NewSouth Books, 347 pp., ISBN: 9781742236025, p/bk, AUS$34.99
Award-winning writer Jacqueline Kent’s highly-acclaimed work A Certain Style: Beatrice Davis, A Literary Life (2018) is now available in an updated second edition from NewSouth Books.
Beatrice Deloitte Davis (1909-1992) was a formidable force in Australian publishing in the mid-twentieth century. The general editor for the nation’s oldest publishing house, Angus & Robertson, Davis curated and edited literary culture for decades, supporting writers as diverse as Thea Astley, Xavier Herbert, Miles Franklin, Hal Porter and Patricia Wrightson. The striking influence of Davis can still be seen on bookstore and library shelves across the country.

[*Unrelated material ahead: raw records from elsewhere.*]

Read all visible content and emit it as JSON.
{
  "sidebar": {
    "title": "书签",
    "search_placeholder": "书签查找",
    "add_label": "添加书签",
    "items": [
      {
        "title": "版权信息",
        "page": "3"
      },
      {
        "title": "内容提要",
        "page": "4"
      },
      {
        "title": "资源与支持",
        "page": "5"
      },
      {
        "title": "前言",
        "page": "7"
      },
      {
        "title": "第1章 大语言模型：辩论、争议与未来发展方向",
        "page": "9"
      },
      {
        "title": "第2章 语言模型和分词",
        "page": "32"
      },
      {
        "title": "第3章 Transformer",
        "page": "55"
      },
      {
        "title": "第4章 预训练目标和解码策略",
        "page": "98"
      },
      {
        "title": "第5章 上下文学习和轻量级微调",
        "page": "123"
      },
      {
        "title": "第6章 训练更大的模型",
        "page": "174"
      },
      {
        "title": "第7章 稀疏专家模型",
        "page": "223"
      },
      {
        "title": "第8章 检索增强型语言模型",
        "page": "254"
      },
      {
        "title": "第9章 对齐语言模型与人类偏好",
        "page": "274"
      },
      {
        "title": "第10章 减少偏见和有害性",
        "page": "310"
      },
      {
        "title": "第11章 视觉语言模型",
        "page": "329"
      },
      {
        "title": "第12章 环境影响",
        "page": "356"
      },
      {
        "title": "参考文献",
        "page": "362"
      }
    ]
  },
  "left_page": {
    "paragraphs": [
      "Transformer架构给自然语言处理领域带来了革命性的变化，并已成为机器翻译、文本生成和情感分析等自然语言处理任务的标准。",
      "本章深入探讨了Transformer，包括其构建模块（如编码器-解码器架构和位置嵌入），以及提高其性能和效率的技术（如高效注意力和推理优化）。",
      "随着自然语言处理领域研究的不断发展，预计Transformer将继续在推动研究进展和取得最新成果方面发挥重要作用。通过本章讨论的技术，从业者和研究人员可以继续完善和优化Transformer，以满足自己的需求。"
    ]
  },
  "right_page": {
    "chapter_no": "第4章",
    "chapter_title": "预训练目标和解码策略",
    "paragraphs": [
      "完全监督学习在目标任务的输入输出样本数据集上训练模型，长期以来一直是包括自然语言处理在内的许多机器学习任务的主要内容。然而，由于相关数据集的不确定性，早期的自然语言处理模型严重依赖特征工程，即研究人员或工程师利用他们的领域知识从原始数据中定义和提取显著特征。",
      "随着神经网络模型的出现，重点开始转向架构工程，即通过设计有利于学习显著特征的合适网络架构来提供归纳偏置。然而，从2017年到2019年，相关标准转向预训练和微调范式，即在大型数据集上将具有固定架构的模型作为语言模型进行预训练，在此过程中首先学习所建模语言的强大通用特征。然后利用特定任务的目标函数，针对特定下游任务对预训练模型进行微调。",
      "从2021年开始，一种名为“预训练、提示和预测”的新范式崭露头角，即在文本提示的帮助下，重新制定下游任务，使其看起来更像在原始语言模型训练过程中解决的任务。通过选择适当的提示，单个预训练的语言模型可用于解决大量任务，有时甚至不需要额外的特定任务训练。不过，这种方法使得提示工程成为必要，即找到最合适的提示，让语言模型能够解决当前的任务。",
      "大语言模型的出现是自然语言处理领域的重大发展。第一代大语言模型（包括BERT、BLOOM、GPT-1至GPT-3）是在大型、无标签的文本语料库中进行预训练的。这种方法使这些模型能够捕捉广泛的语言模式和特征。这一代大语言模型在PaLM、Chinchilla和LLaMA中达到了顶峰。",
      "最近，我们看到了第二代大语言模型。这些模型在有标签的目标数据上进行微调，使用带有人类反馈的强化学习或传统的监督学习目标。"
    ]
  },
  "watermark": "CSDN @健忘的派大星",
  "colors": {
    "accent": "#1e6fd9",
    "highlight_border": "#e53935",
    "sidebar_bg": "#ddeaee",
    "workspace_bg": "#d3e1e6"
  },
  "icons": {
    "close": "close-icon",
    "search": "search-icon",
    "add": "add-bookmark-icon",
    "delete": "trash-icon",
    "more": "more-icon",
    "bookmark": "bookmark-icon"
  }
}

In many ways, reading Kent’s work, first published in 2001, is like having dinner with old friends (and the odd, slightly-awkward colleague). There’s the “quiet, dark-haired Queenslander”, Thea Astley (pp. 158-59). The forever complicated and slightly contradictory Miles Franklin who is, as always, in fine (and outspoken) form, declaring: “I may not be a great genius … but nevertheless my tonnage cannot be ignored” (p. 117). With Xavier Herbert, “a bantam rooster of a man with a grating voice” (p. 181), also there vying for attention. Dominating conversation from the head of the table is, of course, Davis. The fabulously talented editor could be bossy, intimate, stubborn. A pianist who was fond of the odd glass of whisky, Davis’ fierce intelligence was always on display. Davis was, too, a gracious and generous mentor but also a stickler for her own construction of literary traditions: she quickly shunned pieces that included too much sex or too much vulgar language. A running theme, underneath the dull roar of conversations and differences of opinion, is the history of Angus & Robertson. The extraordinary story of an iconic Australian publisher with all of its glories and its many failures (the company, founded in 1886, exists today only as an online store owned by Booktopia and as an imprint of HarperCollins Publishers).
Much has already been said of Kent and her telling of Davis’ story, with the first edition claiming both the National Biography Prize and the Nita B. Kibble Literary Award in 2002. What is critical to reiterate in this review, is that women are too often forgotten by biographers and historians. To have Beatrice Davis here again, front and centre, is a wonderful achievement for both author and publisher; it is terrific to be reminded of Davis’ contributions to Australian cultural life and of how she “was the kind of woman who hardly seems to exist in Australia anymore” (p. viii). Beatrice Davis made a difference.
It is a pity that the work is not illustrated. There is, however, a new introduction and a very useful index.
A Certain Style is a striking narrative. For students and scholars of Australian literature this biography is essential reading and, for those who do not own the first edition, it is destined to be a favourite volume in many personal libraries.
Reviewed by Dr Rachel Franks, September 2018
Visit the publisher’s website here: https://www.newsouthbooks.com.au/books/certain-style-2nd/